Aside from a few moments on his previous Sunnyside album, 2018’s Then and Now, pianist Benny Green has only played Fender Rhodes as a sideman—and that rarely. Benny’s Crib finds him playing it exclusively. The development isn’t earth-shattering; Green sounds like Green, just applying his ever-superb, hard bop-rooted technique and imagination with a different tonal color.
There are a few subtle exceptions. On downtempo numbers like Walter Bishop Jr.’s “Coral Keys” and McCoy Tyner’s “For Tomorrow,” for example, he lets the Rhodes’ sustain stand in for latticework he might employ on acoustic piano.
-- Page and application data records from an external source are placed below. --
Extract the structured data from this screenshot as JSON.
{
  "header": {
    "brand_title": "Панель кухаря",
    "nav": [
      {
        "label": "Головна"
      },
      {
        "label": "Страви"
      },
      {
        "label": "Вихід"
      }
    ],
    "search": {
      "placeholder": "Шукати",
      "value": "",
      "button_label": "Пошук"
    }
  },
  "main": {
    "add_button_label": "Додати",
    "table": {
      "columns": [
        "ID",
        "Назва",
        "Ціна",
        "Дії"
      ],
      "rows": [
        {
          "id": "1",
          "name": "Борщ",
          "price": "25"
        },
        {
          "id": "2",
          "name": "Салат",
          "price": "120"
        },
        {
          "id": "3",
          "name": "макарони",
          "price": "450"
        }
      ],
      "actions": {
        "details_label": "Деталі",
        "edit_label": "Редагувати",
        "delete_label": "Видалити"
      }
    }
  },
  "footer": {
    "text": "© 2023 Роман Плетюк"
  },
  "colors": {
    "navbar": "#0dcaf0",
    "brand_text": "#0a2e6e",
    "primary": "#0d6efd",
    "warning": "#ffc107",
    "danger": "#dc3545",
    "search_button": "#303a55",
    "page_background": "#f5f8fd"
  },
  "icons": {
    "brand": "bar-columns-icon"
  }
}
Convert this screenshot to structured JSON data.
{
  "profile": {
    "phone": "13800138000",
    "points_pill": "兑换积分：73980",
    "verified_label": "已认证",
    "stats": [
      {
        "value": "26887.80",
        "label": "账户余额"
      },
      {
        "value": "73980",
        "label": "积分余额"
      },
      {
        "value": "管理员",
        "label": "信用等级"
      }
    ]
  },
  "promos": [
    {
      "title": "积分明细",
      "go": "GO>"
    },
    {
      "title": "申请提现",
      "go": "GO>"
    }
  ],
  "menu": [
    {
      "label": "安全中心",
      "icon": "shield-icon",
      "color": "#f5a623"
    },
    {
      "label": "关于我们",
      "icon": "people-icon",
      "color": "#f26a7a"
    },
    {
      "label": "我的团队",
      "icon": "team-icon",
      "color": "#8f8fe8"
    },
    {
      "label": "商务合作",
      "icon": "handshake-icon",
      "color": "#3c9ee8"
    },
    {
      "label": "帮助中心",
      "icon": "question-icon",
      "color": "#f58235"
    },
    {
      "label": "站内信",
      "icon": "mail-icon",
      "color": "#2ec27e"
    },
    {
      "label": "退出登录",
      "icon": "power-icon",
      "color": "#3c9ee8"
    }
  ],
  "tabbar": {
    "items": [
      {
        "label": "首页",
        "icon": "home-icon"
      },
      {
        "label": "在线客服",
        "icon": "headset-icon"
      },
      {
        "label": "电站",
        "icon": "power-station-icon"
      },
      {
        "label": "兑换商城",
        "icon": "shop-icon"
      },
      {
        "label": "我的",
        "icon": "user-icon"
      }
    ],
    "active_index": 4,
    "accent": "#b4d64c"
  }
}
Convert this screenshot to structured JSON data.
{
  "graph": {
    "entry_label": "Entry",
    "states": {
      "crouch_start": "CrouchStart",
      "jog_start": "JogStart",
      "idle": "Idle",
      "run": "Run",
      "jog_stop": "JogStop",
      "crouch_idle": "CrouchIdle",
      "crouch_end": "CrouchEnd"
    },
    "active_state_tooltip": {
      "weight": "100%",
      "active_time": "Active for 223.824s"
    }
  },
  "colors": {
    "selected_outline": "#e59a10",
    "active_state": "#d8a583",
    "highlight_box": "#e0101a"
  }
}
But his interactions with bassist David Wong and Aaron Kimmel on “Central Park South” and “Something in Common” show as much tightness and acuity as ever; ditto those with guests flutist Anne Drummond (“Coral Keys,” “Harold Land”) and conguero Josh Jones (“Coral Keys” again), and his accompaniment of vocalist Veronica Swift on “Benny’s Crib.” The improvisations too are perfectly in keeping with Green’s high standard, although he’s particularly inspired in his solos on “Harold Land” and “Benny’s Crib.”
The real pleasure of Benny’s Crib is hearing how the sound of the Rhodes responds to Green’s ministrations, not vice versa. Its timbre is excellent for blending, and so it does with Drummond’s flute and Swift’s voice—both of which are multitracked, with Green sneaking into the layers all but unnoticed. It’s when he plays unaccompanied, of course, that the colorings are most apparent: the way the bell-like tones converge and contrast on “For Tomorrow,” or the subtle fluctuations in the long notes of Dexter Gordon’s “Tivoli.” Those familiar with Green’s 1996 recording of his tune “My Girl Bill” will appreciate how the new version’s Rhodes mimics the old’s blend of piano and guitar. Benny’s Crib isn’t essential, but it’s a delight anyway.